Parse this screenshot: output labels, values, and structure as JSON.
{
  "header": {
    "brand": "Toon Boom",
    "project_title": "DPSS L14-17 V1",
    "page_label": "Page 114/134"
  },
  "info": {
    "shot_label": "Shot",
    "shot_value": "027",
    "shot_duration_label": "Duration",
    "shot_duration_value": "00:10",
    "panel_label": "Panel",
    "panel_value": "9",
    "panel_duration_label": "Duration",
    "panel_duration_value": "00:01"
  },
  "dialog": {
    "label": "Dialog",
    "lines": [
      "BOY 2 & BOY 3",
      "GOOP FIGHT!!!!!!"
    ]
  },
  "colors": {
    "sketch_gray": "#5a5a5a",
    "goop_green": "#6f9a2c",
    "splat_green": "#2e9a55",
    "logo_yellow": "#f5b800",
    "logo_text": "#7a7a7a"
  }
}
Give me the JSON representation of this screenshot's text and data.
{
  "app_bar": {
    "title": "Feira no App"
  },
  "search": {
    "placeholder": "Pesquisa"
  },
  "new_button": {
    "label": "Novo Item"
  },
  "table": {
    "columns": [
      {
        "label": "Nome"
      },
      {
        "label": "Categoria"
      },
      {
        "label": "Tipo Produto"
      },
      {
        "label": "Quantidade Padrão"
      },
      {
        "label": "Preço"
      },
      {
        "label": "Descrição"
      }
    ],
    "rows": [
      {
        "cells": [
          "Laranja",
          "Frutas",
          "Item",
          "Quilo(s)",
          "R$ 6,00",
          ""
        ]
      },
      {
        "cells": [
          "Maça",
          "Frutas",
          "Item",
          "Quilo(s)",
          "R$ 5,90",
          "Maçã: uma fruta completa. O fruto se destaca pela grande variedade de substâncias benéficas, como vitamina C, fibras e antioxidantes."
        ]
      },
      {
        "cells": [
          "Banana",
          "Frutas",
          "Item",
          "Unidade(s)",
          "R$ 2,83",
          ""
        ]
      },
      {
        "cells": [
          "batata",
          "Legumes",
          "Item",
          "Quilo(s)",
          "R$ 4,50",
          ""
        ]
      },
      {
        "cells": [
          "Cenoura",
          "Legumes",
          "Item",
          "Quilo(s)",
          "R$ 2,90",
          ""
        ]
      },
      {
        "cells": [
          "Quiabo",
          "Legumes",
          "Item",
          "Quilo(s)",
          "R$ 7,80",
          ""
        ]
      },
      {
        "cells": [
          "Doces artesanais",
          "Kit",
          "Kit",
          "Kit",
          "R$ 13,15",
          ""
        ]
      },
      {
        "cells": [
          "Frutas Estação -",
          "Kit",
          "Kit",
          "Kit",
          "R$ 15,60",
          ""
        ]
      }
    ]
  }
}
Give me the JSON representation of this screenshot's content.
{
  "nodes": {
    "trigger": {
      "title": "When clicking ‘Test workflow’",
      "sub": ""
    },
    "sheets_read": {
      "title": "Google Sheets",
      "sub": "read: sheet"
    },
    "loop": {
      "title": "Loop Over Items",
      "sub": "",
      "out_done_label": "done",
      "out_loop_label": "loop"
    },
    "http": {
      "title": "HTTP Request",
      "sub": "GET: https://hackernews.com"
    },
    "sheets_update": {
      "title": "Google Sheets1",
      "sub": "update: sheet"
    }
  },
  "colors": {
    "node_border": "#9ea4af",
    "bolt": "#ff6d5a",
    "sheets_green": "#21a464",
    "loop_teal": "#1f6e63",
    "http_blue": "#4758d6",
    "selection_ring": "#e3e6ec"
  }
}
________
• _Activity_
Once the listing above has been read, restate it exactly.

• _The answer_
Parse this screenshot: output labels, values, and structure as JSON.
{
  "header": {
    "brand": "Toon Boom",
    "project_title": "DPSS L14-17 V1",
    "page_label": "Page 114/134"
  },
  "info": {
    "shot_label": "Shot",
    "shot_value": "027",
    "shot_duration_label": "Duration",
    "shot_duration_value": "00:10",
    "panel_label": "Panel",
    "panel_value": "9",
    "panel_duration_label": "Duration",
    "panel_duration_value": "00:01"
  },
  "dialog": {
    "label": "Dialog",
    "lines": [
      "BOY 2 & BOY 3",
      "GOOP FIGHT!!!!!!"
    ]
  },
  "colors": {
    "sketch_gray": "#5a5a5a",
    "goop_green": "#6f9a2c",
    "splat_green": "#2e9a55",
    "logo_yellow": "#f5b800",
    "logo_text": "#7a7a7a"
  }
}
Give me the JSON representation of this screenshot's text and data.
{
  "app_bar": {
    "title": "Feira no App"
  },
  "search": {
    "placeholder": "Pesquisa"
  },
  "new_button": {
    "label": "Novo Item"
  },
  "table": {
    "columns": [
      {
        "label": "Nome"
      },
      {
        "label": "Categoria"
      },
      {
        "label": "Tipo Produto"
      },
      {
        "label": "Quantidade Padrão"
      },
      {
        "label": "Preço"
      },
      {
        "label": "Descrição"
      }
    ],
    "rows": [
      {
        "cells": [
          "Laranja",
          "Frutas",
          "Item",
          "Quilo(s)",
          "R$ 6,00",
          ""
        ]
      },
      {
        "cells": [
          "Maça",
          "Frutas",
          "Item",
          "Quilo(s)",
          "R$ 5,90",
          "Maçã: uma fruta completa. O fruto se destaca pela grande variedade de substâncias benéficas, como vitamina C, fibras e antioxidantes."
        ]
      },
      {
        "cells": [
          "Banana",
          "Frutas",
          "Item",
          "Unidade(s)",
          "R$ 2,83",
          ""
        ]
      },
      {
        "cells": [
          "batata",
          "Legumes",
          "Item",
          "Quilo(s)",
          "R$ 4,50",
          ""
        ]
      },
      {
        "cells": [
          "Cenoura",
          "Legumes",
          "Item",
          "Quilo(s)",
          "R$ 2,90",
          ""
        ]
      },
      {
        "cells": [
          "Quiabo",
          "Legumes",
          "Item",
          "Quilo(s)",
          "R$ 7,80",
          ""
        ]
      },
      {
        "cells": [
          "Doces artesanais",
          "Kit",
          "Kit",
          "Kit",
          "R$ 13,15",
          ""
        ]
      },
      {
        "cells": [
          "Frutas Estação -",
          "Kit",
          "Kit",
          "Kit",
          "R$ 15,60",
          ""
        ]
      }
    ]
  }
}
Give me the JSON representation of this screenshot's content.
{
  "nodes": {
    "trigger": {
      "title": "When clicking ‘Test workflow’",
      "sub": ""
    },
    "sheets_read": {
      "title": "Google Sheets",
      "sub": "read: sheet"
    },
    "loop": {
      "title": "Loop Over Items",
      "sub": "",
      "out_done_label": "done",
      "out_loop_label": "loop"
    },
    "http": {
      "title": "HTTP Request",
      "sub": "GET: https://hackernews.com"
    },
    "sheets_update": {
      "title": "Google Sheets1",
      "sub": "update: sheet"
    }
  },
  "colors": {
    "node_border": "#9ea4af",
    "bolt": "#ff6d5a",
    "sheets_green": "#21a464",
    "loop_teal": "#1f6e63",
    "http_blue": "#4758d6",
    "selection_ring": "#e3e6ec"
  }
}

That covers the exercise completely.